The next meeting of the CFS Advisory Committee will be held Thursday, January 12th, and Friday, January 13th. This is an in-person meeting, and will also be webcast. Note that the Thursday meeting runs from 12 pm to 5pm, while the Friday meeting is a full day.
This will be the first in-person CFSAC meeting since August 2015 (!), and the first meeting organized by the new Designated Federal Officer, Commander Gustavo Seinos. The meeting will NOT be held at the Health & Human Services building. Instead, the meeting will be located at the The Henry J. Kaiser Family Foundation’s Barbara Jordan Conference Center – 1330 G ST, NW – Washington, DC 20005. According to the Federal Register Notice for the meeting, you will still have to register in order to attend in person (registration instructions have not been posted yet). If you are planning to attend in person, remember that the inauguration is only one week later (January 20th), so DC will be more crowded than usual.
Thirty minutes will be allocated for public comment on each day of the meeting. The Federal Register notice has details on providing oral and written comments, but the most important thing to note is that there are deadlines:
- To sign up for oral comment (in person or by phone), you must request a slot by sending an email to email@example.com by January 5, 2017. The email should contain the speaker’s name and the telephone number at which the speaker can be reached. Oral comment is limited to three minutes, which means no more than twenty people will have the opportunity to speak.
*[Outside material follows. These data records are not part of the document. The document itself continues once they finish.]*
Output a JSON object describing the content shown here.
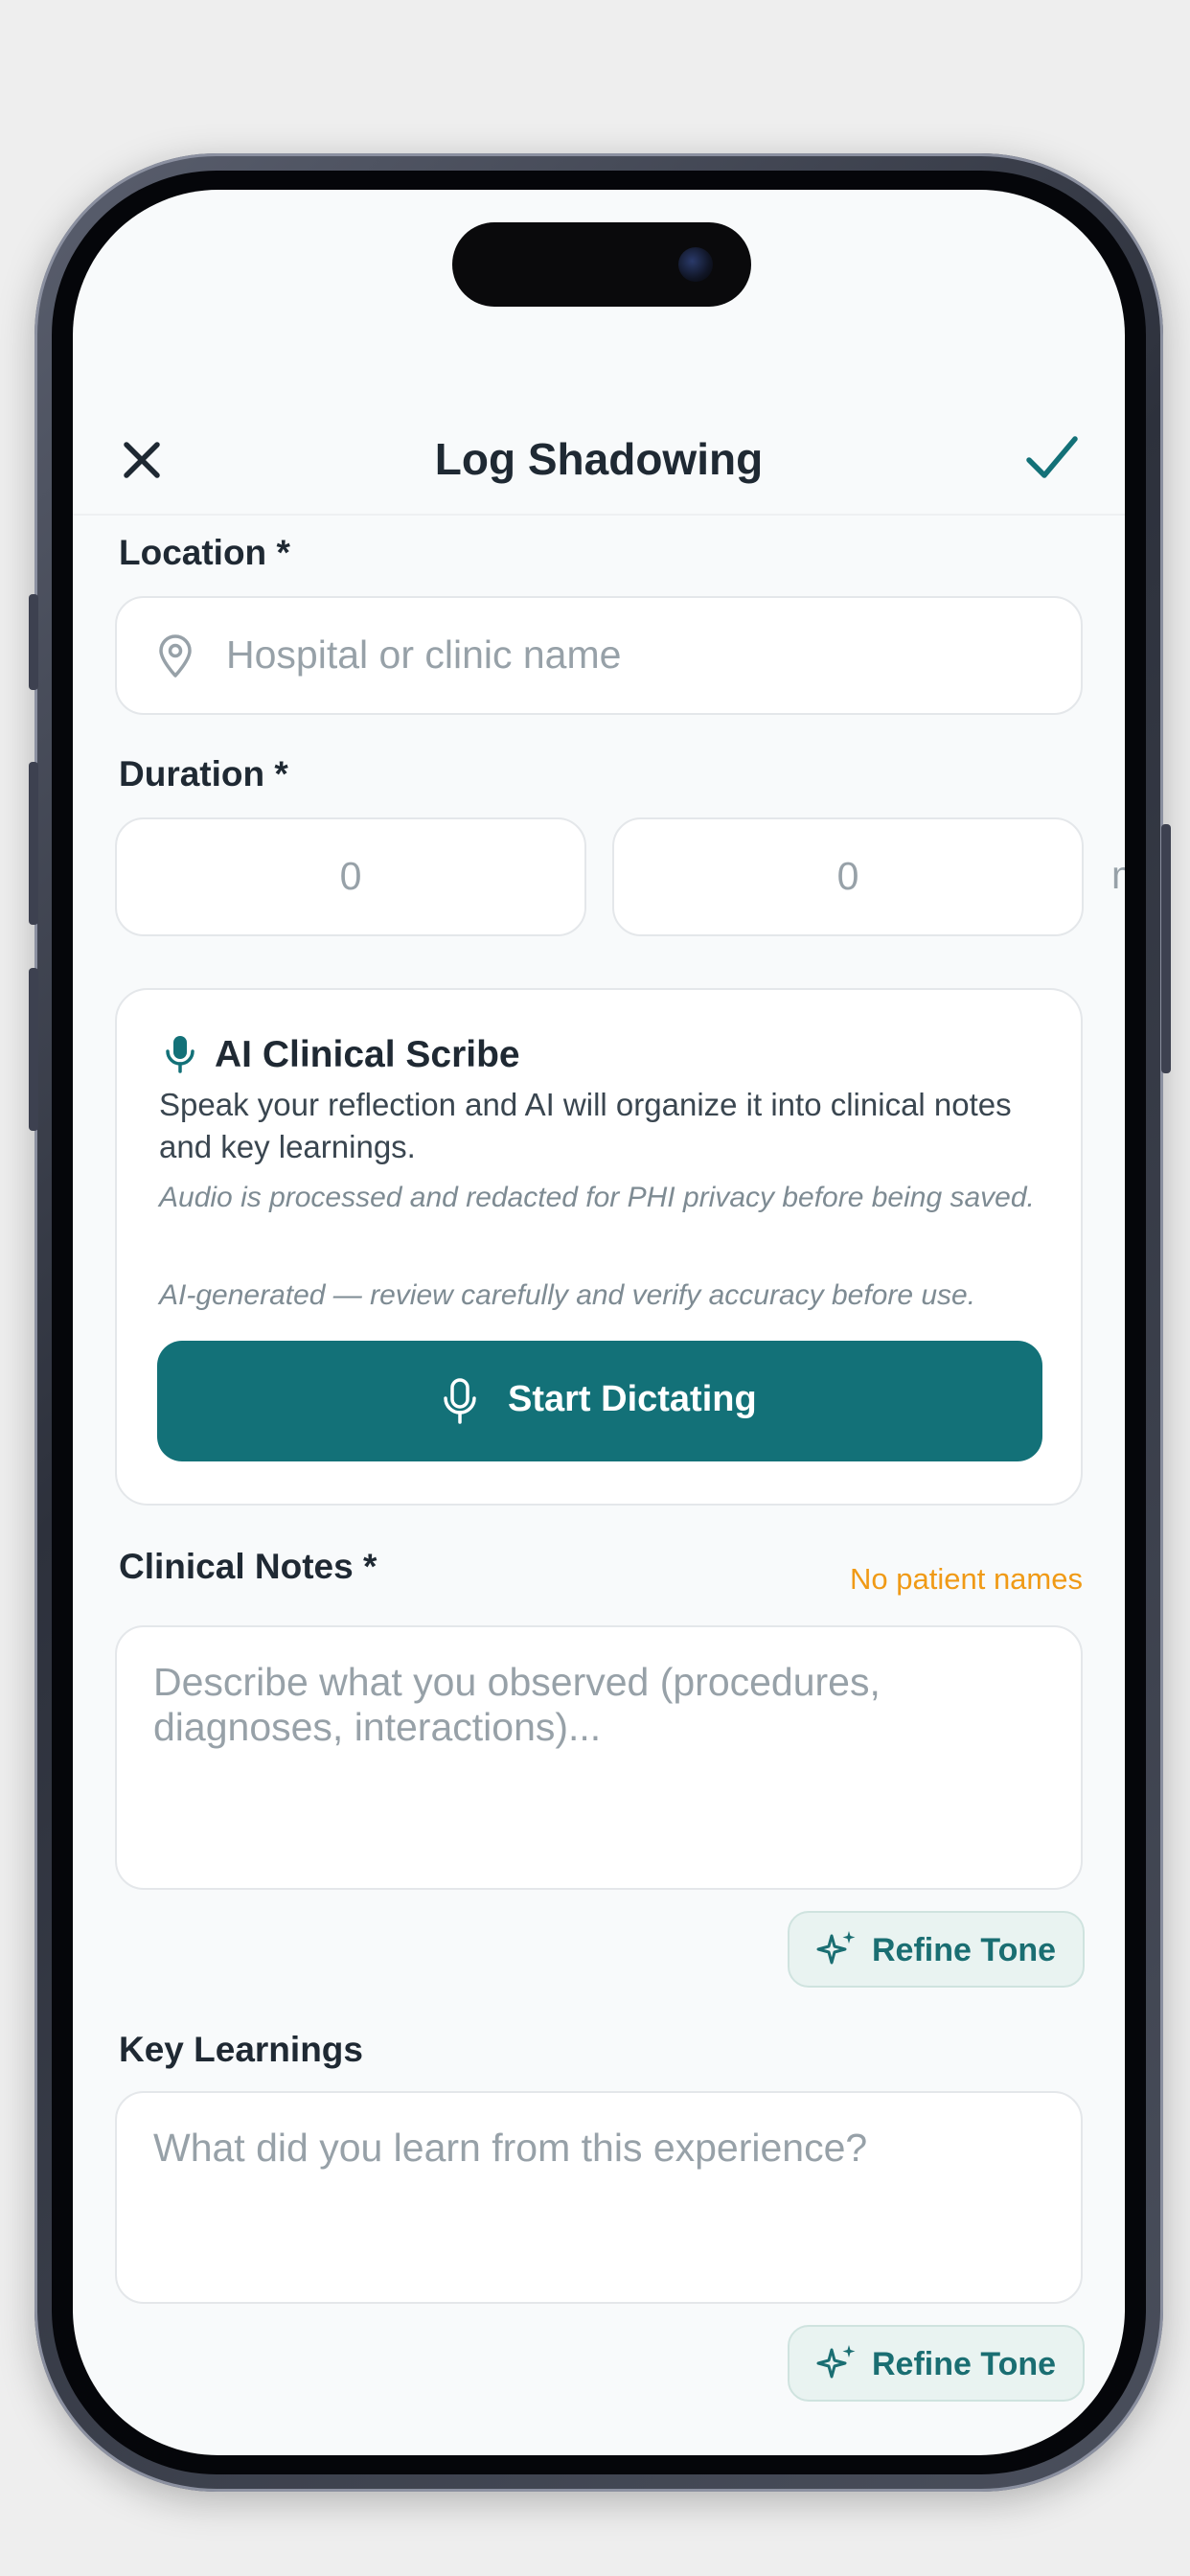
{
  "header": {
    "title": "Log Shadowing"
  },
  "location": {
    "label": "Location *",
    "placeholder": "Hospital or clinic name"
  },
  "duration": {
    "label": "Duration *",
    "hours_placeholder": "0",
    "minutes_placeholder": "0",
    "overflow_text": "m"
  },
  "scribe": {
    "title": "AI Clinical Scribe",
    "description": "Speak your reflection and AI will organize it into clinical notes and key learnings.",
    "privacy_note": "Audio is processed and redacted for PHI privacy before being saved.",
    "disclaimer": "AI-generated — review carefully and verify accuracy before use.",
    "button_label": "Start Dictating"
  },
  "clinical_notes": {
    "label": "Clinical Notes *",
    "warning": "No patient names",
    "placeholder": "Describe what you observed (procedures, diagnoses, interactions)...",
    "refine_label": "Refine Tone"
  },
  "key_learnings": {
    "label": "Key Learnings",
    "placeholder": "What did you learn from this experience?",
    "refine_label": "Refine Tone"
  },
  "colors": {
    "accent": "#137178",
    "warning": "#f09a16",
    "background": "#f8fafb"
  }
}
- To have written comment provided to CFSAC members, you must submit it prior to the meeting. You are limited to five single-space pages. See the Federal Register Notice for more details.
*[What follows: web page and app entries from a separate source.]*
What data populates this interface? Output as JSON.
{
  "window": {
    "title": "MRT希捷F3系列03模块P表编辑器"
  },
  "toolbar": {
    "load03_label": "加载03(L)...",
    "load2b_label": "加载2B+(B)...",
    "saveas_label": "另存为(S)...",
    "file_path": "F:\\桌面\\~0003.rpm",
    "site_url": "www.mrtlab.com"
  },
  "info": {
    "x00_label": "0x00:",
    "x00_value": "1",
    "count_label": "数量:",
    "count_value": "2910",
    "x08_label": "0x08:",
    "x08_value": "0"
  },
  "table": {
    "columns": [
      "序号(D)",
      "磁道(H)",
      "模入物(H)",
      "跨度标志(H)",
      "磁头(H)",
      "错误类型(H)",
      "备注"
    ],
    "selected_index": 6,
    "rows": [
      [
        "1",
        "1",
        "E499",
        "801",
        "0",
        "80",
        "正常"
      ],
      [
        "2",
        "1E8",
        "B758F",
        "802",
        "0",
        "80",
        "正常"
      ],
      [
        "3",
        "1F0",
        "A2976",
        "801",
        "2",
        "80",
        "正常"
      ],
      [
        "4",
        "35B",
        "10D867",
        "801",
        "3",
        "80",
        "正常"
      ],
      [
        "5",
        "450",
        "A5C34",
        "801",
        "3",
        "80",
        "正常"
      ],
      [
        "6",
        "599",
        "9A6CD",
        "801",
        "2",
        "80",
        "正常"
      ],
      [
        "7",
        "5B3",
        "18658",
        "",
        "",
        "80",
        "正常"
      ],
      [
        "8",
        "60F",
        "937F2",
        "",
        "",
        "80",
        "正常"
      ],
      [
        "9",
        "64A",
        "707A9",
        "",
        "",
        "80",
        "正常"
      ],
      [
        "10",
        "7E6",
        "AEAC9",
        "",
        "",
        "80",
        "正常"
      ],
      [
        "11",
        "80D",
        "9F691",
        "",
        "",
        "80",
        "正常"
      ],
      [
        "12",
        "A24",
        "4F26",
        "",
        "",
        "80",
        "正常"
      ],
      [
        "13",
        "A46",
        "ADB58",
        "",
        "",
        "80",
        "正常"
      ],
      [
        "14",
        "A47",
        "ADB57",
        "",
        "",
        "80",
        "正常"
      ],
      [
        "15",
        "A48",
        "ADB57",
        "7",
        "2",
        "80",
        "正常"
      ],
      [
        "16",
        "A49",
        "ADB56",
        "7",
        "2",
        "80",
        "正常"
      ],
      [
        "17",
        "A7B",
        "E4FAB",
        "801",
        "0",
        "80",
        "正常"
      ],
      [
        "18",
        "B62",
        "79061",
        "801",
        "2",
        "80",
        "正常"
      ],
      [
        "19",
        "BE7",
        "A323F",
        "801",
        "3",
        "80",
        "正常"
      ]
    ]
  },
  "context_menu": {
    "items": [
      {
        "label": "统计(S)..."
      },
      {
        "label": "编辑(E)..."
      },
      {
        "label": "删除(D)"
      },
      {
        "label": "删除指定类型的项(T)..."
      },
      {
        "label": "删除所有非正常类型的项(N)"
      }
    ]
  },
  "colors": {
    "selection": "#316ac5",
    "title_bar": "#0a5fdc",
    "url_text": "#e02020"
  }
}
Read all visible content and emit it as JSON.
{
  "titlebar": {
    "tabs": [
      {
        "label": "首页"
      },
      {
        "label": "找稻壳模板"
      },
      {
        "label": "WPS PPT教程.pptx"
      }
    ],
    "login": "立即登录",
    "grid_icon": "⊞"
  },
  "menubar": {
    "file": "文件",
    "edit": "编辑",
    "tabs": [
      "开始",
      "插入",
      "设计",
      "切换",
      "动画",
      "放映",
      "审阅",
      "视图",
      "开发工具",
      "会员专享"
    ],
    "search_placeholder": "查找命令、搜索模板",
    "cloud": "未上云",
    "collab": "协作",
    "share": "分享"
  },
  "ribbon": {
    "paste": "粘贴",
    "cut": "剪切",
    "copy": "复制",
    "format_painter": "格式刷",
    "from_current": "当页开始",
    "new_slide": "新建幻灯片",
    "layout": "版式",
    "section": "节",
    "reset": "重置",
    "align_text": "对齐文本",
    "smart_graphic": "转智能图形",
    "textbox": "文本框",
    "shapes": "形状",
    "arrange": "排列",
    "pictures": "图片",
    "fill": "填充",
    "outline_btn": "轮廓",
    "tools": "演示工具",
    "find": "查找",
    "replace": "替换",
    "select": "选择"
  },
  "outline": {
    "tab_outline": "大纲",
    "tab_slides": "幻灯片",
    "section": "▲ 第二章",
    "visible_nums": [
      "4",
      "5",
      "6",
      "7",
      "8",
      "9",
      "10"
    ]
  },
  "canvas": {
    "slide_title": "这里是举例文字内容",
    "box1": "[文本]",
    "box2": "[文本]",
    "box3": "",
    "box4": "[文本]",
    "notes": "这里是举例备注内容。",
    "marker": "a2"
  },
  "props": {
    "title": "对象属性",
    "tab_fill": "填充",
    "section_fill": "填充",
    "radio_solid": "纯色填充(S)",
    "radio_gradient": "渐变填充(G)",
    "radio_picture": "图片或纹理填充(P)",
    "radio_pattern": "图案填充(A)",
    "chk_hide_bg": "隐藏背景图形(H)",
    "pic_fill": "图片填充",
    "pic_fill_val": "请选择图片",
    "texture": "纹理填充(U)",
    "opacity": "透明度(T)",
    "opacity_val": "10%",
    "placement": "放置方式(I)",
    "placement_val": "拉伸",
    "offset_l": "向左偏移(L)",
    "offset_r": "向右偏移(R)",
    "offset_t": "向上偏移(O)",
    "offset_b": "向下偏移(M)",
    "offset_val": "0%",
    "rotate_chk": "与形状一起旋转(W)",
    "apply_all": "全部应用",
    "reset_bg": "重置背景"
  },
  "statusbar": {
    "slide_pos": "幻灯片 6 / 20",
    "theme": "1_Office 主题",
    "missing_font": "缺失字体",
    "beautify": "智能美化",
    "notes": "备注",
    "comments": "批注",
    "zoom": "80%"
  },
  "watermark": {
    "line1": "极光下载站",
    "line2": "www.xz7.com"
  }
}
There is no agenda for the meeting yet, but there should be updates from the working groups formed after the May 2016 webinar meeting. The Stakeholder Engagement Working Group (of which I am a member) will present an interim report on its discussions of how to engage community stakeholders in research efforts. A second working group was formed to examine the feasibility of HHS and the Department of Education to collaborate in providing resources for parents of young people with ME/CFS and school nurses, but I have no information on the status of that group. Dr. Jose Montoya agreed to lead a working group to develop a detailed supporting case for a substantial increase in research investment, but I have no information about the status of that group either.
If you need fodder for your public comment, you could take a look at my summary of the May 2016 webinar meeting. A very important issue is the CDC’s refusal to remove PACE-based treatment recommendations from its materials, despite the reduction of PACE to a steaming hot mess after reanalysis of the data using the original protocol. You could also look at my summary of NIH’s research funding in fiscal year 2016 and/or the P2P Federal Partners Meeting report. Building on Terri Wilder’s excellent public comment from the May 2016 meeting, you could talk about #MillionsMissing. The NIH Clinical Care Study has recently revised its protocol and appears to be recruiting, and there is also the Shorter Fiasco to discuss.
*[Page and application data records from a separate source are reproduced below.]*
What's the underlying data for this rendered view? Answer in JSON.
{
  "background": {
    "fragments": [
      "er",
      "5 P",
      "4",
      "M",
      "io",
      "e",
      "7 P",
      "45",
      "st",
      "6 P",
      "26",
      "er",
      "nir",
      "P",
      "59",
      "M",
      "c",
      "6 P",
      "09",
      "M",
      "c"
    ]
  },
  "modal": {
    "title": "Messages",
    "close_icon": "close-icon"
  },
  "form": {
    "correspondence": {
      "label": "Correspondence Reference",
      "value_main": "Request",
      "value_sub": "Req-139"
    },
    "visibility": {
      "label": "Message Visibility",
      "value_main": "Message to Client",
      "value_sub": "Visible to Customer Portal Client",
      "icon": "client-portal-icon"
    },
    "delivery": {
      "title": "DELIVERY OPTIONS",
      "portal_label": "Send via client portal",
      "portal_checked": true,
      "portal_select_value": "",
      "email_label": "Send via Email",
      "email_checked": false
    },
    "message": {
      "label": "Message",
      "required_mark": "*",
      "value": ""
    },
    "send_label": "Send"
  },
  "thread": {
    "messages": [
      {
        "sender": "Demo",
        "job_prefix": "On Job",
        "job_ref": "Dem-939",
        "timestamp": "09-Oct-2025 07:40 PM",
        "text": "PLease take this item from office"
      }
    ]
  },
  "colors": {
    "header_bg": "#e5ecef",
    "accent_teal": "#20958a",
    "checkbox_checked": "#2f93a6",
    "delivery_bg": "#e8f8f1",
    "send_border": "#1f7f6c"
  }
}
Finally, there are some changes to CFSAC that you should review. Due to term limits, CFSAC is down to only seven out of thirteen voting members. I do not know if new members will be appointed prior to this meeting. New ex officios from the Department of Defense and the Veterans Administration have also not yet been named. Finally, the new charter added a new purpose on which CFSAC can make recommendations: “strategies to insure that input from ME/CFS patients and caregivers is incorporated into HHS policy and research.” You can read my summary of all the charter changes in this post.
Despite HHS’s poor record on adopting CFSAC recommendations, and despite how frustrating the meetings themselves can be, CFSAC is still our major public venue to learn about HHS activities and to provide input to HHS on the record. As I’ve said before: if someone offers us a microphone, we have an obligation to speak. No one will speak for us if we refuse to speak for ourselves.
My thanks to Denise Lopez-Majano, whose assistance made it possible for me to write this post.